*** Entries supplied Section Begins ***

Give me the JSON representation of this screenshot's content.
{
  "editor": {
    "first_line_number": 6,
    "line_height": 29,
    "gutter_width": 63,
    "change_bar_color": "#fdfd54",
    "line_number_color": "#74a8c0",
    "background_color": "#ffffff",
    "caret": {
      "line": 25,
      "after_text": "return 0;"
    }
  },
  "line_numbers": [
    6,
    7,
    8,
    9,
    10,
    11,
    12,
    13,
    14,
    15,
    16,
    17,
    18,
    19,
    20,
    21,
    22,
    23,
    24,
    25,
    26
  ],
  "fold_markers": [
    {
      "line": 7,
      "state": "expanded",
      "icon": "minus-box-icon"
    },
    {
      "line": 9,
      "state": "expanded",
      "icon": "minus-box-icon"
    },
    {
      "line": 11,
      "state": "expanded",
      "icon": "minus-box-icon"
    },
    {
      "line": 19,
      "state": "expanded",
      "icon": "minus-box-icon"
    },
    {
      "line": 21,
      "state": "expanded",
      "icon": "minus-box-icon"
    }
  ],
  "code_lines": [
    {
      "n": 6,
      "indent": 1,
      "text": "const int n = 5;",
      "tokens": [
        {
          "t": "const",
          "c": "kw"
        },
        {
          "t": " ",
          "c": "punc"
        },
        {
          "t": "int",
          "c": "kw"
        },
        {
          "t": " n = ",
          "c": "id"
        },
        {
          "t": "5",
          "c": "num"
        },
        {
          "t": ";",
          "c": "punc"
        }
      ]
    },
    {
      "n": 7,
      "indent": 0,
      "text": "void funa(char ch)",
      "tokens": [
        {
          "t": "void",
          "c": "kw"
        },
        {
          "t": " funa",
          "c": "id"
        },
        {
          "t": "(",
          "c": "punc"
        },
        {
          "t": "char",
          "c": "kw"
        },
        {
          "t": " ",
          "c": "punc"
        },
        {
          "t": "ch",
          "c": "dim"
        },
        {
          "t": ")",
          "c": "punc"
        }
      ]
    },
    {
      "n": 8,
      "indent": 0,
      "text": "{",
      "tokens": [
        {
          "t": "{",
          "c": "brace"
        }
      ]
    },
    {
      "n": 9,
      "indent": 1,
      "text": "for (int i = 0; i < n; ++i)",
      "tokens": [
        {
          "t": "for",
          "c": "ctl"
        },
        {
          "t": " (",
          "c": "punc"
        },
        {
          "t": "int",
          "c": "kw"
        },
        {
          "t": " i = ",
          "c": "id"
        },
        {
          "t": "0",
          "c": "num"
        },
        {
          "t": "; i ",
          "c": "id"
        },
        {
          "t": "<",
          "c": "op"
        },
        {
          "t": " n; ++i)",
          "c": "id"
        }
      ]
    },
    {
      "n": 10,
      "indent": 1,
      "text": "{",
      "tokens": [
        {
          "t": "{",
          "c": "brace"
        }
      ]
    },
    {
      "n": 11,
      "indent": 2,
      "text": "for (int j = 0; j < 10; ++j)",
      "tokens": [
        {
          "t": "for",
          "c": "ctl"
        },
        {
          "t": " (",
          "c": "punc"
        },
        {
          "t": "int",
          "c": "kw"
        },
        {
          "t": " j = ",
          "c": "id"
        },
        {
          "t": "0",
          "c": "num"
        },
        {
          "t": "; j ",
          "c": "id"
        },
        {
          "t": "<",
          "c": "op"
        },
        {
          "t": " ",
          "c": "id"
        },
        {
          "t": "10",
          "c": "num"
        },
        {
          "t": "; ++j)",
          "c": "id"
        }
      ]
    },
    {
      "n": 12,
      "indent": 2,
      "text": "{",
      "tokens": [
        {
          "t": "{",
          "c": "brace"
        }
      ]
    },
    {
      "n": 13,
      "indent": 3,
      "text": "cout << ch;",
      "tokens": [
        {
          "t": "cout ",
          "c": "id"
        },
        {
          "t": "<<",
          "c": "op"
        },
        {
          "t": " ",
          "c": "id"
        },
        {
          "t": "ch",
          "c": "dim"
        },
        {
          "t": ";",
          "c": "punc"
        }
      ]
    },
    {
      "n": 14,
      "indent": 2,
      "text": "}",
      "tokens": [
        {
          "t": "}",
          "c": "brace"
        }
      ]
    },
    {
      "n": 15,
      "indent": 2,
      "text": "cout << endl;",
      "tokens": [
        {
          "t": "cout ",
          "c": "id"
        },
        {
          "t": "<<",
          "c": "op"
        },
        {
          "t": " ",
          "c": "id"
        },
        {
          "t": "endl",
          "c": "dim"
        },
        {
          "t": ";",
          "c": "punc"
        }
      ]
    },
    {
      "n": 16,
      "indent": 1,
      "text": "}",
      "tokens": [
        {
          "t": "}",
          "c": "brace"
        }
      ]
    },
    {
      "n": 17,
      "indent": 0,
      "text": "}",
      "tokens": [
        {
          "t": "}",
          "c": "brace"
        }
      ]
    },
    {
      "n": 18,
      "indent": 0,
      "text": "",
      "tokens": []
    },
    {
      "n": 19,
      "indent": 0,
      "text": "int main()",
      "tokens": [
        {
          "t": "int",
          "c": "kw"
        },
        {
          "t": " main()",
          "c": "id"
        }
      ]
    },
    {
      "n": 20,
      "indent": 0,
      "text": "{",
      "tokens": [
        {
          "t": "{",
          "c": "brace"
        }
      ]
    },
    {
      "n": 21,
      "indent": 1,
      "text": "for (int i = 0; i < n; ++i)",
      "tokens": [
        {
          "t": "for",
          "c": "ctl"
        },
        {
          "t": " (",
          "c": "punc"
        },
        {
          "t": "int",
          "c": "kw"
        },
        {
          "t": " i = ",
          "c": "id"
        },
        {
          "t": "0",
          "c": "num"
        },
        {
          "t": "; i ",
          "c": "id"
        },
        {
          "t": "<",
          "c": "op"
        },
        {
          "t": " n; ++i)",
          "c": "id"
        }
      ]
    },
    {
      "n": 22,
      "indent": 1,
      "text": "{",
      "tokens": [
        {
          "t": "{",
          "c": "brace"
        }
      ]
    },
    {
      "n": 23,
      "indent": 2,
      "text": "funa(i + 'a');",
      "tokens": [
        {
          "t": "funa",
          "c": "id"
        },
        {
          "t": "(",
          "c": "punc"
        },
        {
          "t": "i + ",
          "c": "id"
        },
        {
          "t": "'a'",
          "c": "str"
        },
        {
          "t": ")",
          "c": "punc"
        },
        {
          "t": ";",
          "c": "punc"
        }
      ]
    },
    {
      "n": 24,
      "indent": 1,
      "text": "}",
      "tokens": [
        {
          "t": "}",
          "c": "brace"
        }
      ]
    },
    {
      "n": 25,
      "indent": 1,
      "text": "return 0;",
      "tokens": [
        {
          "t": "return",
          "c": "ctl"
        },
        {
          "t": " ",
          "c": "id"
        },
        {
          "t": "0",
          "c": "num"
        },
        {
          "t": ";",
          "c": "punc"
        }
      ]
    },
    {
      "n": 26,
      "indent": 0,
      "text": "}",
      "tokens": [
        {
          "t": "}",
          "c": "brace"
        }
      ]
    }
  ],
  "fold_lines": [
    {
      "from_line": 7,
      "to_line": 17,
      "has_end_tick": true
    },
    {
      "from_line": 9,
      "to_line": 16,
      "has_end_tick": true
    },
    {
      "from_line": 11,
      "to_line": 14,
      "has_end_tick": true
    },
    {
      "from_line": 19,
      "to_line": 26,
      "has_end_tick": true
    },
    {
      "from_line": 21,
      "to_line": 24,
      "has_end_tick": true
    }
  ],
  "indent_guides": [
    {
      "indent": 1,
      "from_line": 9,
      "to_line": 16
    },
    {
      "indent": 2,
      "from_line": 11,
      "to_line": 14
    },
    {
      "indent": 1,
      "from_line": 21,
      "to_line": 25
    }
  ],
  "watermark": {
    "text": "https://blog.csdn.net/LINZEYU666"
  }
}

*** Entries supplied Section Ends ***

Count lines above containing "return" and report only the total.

3